“Many of the simple pleasures of those days have all but gone, but our obligations remain to develop our youth, to reach out to those in need, to expose our students to the reality of poverty, to racial and ethnic diversity and to the joy of cultural difference. Gannon must do more than acknowledge the changing local demographics and take an active, leadership role in partnership with our elected officials and other community leaders in the effort to provide access to quality education and to turn the tide toward a healthy, sustainable community.

“Our emphasis on globalization is not in conflict with that local commitment. Rather, it reflects the recognition that we also have an obligation to educate our students to be prepared to function in a society that is dependent upon the stability of the national and world economies and the influences of ever- emerging and changing global conflicts. Erie’s Sixth Street millionaires’ row is not what it was and our State Street is becoming ever closer to the hustle and bustle of India’s, Jordan’s, and Haiti’s busy streets. Gannon is working diligently and intentionally to create a truly multicultural campus community and to infuse our curricula, and living and learning environment, with a global perspective. Study and service abroad, faculty and student exchange, international collaborations and outreach in communities across the globe are key aspects of Gannon’s vision and of successful American higher education in the 21st century.

“Together we can… and will march toward our goals and achieve our Mission and vision to be recognized as a globally-minded and community-focused Catholic university that is driven by innovation that emerges from hands-on engagement in learning partnerships that benefit the student, the faculty and the diverse society in which we live.

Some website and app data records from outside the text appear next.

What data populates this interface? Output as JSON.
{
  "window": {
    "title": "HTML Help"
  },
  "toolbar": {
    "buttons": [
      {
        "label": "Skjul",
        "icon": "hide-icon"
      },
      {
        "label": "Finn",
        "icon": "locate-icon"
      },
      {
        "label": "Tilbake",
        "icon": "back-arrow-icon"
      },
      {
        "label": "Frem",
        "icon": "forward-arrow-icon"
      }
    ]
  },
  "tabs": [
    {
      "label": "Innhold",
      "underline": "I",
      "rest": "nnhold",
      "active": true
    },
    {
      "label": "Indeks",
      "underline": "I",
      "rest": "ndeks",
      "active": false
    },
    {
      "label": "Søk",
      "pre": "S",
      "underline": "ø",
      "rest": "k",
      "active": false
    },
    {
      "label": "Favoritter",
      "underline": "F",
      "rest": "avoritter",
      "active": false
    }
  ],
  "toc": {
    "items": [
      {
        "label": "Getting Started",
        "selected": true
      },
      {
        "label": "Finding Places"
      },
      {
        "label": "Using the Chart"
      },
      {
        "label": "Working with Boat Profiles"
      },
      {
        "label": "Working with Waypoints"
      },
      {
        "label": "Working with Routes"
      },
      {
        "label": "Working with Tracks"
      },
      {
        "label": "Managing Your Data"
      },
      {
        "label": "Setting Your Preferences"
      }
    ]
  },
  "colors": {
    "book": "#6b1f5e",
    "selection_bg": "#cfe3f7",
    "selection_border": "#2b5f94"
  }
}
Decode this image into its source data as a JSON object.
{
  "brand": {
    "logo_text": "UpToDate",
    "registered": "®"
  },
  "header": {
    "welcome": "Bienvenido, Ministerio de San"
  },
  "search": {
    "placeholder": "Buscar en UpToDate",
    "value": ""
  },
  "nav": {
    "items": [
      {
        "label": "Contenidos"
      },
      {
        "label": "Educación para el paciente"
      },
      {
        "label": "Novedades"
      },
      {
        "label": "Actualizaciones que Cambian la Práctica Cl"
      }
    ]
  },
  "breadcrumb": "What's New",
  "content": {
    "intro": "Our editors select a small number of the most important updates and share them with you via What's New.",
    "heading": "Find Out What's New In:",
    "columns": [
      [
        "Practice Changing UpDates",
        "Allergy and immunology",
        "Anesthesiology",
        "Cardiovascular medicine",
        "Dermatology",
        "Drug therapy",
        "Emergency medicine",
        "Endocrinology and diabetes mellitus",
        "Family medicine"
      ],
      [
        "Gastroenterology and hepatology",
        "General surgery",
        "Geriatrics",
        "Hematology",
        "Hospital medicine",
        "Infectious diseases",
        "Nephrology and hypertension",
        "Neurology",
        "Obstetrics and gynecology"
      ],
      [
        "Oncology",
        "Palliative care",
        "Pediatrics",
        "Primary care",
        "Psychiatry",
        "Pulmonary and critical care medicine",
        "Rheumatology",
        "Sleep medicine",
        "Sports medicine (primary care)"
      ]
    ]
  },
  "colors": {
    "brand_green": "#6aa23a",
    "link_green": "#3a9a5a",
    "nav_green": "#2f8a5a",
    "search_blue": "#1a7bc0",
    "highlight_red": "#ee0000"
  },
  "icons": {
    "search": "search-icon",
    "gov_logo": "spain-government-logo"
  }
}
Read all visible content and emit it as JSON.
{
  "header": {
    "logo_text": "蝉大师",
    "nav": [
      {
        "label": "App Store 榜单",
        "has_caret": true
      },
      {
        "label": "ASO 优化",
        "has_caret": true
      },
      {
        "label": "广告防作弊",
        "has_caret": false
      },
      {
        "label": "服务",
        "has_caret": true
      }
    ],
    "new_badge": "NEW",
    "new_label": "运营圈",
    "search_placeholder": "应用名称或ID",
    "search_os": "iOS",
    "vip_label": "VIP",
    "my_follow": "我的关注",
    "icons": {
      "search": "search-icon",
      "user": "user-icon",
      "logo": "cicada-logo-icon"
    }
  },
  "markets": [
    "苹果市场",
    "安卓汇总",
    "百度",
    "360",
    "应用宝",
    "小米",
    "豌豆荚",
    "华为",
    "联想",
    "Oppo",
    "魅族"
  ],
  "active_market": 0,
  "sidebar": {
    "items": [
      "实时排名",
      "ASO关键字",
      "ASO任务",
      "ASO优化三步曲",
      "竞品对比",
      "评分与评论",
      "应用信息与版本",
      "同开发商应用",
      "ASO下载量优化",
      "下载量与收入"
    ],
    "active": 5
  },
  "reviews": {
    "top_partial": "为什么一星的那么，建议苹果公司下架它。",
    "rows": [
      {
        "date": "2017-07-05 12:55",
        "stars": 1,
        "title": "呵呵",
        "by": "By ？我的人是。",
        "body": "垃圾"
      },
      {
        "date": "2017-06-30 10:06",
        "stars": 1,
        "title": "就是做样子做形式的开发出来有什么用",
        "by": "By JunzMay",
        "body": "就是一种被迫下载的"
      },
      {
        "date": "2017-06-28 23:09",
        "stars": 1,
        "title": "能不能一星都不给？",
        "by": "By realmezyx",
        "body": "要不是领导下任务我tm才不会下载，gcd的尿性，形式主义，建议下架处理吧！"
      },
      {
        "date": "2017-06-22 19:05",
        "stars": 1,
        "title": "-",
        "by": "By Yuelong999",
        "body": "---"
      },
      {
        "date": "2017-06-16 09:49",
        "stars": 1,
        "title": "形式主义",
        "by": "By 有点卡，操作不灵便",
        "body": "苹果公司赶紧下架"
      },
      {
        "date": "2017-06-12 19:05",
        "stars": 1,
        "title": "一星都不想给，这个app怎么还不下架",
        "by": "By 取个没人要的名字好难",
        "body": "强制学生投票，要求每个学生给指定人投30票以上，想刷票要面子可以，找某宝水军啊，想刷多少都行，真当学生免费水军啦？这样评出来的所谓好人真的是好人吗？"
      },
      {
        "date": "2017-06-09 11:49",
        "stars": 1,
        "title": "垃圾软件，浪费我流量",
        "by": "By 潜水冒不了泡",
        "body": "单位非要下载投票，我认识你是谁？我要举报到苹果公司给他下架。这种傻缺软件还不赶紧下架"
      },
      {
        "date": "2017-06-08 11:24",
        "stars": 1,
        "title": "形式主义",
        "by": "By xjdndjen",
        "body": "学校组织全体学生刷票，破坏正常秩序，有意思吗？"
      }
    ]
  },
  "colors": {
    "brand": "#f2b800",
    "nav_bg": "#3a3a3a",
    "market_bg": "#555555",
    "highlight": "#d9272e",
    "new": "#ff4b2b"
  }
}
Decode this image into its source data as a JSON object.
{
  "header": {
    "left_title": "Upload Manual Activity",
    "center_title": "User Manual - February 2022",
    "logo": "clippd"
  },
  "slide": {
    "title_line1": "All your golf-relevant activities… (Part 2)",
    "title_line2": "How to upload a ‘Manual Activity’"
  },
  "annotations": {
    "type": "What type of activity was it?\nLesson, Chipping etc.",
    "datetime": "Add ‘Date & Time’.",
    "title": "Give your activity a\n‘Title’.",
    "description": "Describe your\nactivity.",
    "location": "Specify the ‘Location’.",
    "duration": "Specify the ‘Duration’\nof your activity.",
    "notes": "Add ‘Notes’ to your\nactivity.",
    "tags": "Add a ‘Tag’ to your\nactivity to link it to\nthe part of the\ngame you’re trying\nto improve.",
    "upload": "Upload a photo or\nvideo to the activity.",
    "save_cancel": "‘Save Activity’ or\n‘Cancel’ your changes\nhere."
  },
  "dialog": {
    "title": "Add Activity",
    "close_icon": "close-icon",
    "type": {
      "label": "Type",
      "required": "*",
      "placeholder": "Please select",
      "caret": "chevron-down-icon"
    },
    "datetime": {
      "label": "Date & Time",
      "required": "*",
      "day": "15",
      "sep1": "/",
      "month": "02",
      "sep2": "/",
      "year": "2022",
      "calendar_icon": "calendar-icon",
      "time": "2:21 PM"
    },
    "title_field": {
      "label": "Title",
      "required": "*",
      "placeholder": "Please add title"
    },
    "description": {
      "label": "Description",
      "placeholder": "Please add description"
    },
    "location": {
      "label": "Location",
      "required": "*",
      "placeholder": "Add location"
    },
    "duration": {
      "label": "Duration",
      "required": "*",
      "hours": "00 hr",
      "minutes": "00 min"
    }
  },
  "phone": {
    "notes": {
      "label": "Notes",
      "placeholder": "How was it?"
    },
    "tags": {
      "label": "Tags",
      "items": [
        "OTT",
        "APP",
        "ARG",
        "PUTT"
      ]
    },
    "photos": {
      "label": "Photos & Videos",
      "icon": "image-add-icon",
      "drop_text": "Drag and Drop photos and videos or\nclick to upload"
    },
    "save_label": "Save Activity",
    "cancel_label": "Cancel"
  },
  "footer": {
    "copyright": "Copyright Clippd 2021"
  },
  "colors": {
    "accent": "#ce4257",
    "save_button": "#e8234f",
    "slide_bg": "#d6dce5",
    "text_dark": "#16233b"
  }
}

“So today we reflect on our Tradition of Catholic Service and our commitment to Strengthening our Community near and far.

  • Tradition – a reminder of where we came from, the importance of our powerful roots that prevent us from tumbling, and the strong foundation upon which we will build.
  • Service – a core value and central tenet of our Mission and Catholic tradition, to put others first and to fully engage ourselves in the work of service.
  • Strengthening – an action orientation–a dedication to do better, to make things better, and to strive to orient this great institution toward excellence.
  • Community – action in partnership with the Gannon community, our neighborhood, city and regional community, yet with our sights clearly on the ever more connected global community.

“These words are central to our activities this week and they will be integral to our plans and vision for the future of Gannon University. Together we can … and will continue to lead this great University toward excellence, remembering our past but looking ever forward to create our future. It will require partnership and collaboration, a strategic and entrepreneurial spirit, lots of creative and hard work, and the power of God's blessings on our Bishop and Board of Trustees, our administration and staff, our exceptional faculty, our prized students, and our always supportive alumni and community partners. We can … and we will do great things together.

“Thank you so much for sharing this important day in the life of Gannon University. I look forward to continuing our celebration this afternoon and for many years to come.”